- _What to do_: Pick every line from the data below that contains the string "RSSI" and copy it.

- _Data about app and page elements_:
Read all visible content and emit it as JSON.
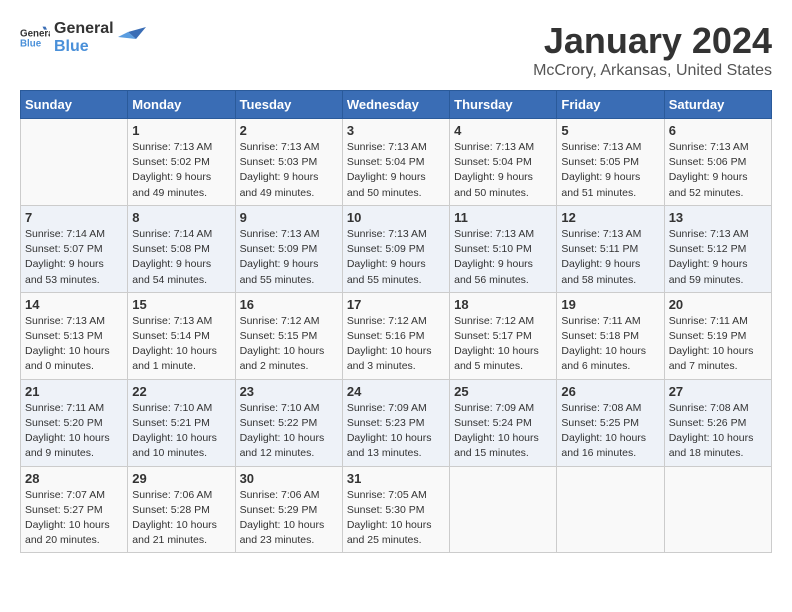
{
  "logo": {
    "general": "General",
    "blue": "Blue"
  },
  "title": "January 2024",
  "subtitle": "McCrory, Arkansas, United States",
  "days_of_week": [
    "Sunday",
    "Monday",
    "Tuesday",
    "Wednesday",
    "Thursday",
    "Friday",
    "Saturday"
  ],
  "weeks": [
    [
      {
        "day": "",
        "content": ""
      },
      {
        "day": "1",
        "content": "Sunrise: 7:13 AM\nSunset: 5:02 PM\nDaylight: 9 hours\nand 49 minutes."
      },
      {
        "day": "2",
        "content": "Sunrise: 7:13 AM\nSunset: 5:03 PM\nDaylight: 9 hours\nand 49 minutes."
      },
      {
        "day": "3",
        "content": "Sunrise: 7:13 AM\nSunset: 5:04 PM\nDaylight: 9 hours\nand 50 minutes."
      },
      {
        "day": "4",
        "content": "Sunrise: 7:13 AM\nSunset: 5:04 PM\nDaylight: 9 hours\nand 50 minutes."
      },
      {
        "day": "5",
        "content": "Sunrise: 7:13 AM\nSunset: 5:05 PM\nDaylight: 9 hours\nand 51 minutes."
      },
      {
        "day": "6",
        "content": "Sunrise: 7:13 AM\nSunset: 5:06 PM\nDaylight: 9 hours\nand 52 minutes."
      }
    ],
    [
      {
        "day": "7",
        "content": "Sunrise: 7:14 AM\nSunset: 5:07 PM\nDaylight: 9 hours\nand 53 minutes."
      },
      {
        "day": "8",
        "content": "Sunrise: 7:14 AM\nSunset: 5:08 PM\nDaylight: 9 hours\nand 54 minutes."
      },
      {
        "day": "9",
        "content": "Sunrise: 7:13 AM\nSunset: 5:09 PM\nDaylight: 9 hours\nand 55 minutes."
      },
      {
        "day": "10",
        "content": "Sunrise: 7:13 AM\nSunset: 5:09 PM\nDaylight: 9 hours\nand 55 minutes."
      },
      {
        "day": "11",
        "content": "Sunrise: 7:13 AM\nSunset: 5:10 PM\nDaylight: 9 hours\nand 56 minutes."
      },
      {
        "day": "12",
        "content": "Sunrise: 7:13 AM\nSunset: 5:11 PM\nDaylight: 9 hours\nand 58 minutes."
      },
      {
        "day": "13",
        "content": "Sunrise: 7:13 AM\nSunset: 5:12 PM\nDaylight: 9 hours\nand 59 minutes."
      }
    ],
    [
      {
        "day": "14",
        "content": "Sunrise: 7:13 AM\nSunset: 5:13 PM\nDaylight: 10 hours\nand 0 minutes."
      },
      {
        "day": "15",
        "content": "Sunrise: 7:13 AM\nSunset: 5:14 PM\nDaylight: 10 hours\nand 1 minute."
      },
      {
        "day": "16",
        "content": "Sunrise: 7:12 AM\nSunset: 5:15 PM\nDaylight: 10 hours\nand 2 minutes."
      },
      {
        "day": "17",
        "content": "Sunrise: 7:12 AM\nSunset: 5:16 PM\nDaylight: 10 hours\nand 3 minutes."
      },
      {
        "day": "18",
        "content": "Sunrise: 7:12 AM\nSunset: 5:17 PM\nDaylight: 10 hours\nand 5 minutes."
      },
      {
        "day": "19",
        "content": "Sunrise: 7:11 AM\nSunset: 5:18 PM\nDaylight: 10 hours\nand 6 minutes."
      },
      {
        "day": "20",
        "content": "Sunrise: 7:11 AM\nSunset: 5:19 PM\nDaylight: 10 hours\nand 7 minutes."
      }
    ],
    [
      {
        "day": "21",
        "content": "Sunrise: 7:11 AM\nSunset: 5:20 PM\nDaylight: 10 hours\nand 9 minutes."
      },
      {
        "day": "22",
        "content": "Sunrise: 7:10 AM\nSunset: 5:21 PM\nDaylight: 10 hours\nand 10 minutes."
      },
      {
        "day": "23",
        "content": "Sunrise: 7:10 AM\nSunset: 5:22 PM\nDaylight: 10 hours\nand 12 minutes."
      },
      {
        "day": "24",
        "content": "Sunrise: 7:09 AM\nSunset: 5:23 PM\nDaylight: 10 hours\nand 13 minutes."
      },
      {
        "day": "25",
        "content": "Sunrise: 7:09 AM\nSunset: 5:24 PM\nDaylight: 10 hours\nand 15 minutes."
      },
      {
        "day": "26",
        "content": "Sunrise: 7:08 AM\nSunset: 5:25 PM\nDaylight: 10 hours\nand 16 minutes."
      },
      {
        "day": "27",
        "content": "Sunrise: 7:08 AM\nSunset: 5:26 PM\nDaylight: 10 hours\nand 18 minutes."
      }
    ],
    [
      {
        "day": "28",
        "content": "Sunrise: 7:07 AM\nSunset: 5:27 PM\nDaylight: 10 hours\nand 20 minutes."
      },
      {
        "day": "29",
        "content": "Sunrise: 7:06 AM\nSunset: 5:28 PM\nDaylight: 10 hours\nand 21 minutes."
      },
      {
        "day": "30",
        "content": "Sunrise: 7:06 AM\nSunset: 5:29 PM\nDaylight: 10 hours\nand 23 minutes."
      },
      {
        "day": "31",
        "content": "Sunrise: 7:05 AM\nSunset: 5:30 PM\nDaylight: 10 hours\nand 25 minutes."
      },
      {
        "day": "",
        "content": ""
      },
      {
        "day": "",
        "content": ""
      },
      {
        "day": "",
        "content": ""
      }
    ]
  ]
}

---

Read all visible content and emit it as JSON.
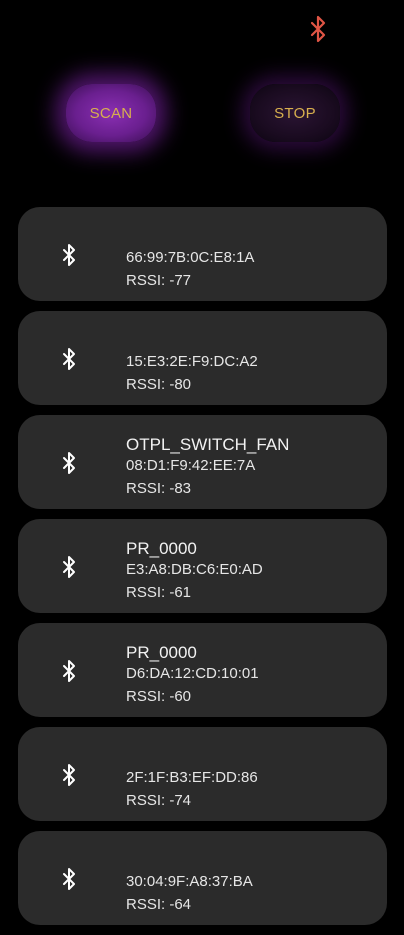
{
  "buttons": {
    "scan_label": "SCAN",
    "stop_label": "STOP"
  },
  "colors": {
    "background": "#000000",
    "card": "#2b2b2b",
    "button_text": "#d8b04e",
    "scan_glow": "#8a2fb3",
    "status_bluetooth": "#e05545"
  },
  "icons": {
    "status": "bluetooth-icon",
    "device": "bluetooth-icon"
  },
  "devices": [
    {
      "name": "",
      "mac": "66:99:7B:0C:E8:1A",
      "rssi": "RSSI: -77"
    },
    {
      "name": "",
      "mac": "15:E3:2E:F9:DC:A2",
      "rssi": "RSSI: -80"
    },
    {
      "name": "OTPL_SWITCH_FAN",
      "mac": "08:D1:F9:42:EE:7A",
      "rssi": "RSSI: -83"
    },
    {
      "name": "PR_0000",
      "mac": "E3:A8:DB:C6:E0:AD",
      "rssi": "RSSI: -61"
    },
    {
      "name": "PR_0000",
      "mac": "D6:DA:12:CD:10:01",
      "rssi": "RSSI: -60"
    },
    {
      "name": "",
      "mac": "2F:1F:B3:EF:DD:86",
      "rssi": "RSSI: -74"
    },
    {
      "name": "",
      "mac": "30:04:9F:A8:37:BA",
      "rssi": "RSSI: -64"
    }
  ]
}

- _Result_:
      "rssi": "RSSI: -77"
      "rssi": "RSSI: -80"
      "rssi": "RSSI: -83"
      "rssi": "RSSI: -61"
      "rssi": "RSSI: -60"
      "rssi": "RSSI: -74"
      "rssi": "RSSI: -64"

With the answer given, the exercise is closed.